→ To do
Filter the records below down to lines containing "date".

[Excerpts from an interface dataset]
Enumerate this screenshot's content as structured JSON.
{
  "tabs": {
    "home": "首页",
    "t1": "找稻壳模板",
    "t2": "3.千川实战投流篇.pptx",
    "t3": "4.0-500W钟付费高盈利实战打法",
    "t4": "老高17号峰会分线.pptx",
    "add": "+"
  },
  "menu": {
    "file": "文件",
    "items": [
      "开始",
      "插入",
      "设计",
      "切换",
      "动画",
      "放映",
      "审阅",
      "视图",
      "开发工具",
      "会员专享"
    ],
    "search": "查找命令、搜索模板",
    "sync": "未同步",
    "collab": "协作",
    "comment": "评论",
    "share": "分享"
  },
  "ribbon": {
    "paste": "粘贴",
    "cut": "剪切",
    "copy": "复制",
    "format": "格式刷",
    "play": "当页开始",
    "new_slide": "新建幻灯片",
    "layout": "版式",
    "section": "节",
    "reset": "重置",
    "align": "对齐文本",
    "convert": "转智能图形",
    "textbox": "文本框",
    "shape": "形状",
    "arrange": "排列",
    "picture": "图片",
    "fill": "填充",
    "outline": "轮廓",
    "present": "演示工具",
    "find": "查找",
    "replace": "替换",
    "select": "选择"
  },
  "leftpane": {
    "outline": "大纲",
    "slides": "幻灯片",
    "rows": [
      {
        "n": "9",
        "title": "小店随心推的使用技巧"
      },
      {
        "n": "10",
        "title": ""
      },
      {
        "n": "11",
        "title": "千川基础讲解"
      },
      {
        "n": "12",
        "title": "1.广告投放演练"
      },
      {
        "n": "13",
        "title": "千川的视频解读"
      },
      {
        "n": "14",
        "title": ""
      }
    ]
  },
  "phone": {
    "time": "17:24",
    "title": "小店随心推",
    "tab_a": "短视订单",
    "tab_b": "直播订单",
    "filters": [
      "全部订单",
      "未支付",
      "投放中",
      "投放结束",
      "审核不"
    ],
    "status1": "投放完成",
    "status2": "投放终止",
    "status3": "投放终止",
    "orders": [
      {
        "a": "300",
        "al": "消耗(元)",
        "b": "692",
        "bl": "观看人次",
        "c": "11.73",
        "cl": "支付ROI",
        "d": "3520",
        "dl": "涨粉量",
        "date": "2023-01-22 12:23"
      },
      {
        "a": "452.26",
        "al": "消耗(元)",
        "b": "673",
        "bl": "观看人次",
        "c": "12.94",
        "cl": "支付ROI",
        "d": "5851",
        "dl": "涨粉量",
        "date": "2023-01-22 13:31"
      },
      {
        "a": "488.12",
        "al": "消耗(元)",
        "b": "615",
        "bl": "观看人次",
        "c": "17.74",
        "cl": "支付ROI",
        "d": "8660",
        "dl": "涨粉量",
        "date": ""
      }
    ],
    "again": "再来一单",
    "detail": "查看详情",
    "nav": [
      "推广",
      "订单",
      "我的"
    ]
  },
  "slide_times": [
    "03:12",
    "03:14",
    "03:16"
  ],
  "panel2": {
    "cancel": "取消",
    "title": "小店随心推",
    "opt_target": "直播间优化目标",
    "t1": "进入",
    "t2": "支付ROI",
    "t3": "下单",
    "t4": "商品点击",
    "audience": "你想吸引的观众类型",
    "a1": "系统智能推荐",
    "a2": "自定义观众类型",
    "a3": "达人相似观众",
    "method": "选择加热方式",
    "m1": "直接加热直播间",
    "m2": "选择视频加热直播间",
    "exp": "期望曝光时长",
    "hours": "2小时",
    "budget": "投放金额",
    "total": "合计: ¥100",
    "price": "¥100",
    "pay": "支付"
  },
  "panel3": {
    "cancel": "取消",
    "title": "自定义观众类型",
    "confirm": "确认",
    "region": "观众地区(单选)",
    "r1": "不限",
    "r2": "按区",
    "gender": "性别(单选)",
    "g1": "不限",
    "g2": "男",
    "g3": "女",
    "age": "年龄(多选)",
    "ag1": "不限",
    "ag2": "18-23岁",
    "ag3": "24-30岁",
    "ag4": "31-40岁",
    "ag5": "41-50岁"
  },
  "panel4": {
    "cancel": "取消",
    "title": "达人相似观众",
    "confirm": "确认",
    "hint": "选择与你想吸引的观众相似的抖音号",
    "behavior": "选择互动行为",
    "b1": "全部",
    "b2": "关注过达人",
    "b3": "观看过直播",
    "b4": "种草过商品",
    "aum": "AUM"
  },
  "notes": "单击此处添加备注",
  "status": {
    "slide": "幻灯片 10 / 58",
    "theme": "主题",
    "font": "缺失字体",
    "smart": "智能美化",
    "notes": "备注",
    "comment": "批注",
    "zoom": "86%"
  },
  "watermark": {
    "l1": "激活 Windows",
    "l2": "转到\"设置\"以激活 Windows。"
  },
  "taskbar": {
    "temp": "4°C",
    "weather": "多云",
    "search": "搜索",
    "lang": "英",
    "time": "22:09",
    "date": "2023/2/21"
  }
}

→ Task answer
        "date": "2023-01-22 12:23"
        "date": "2023-01-22 13:31"
        "date": ""
    "date": "2023/2/21"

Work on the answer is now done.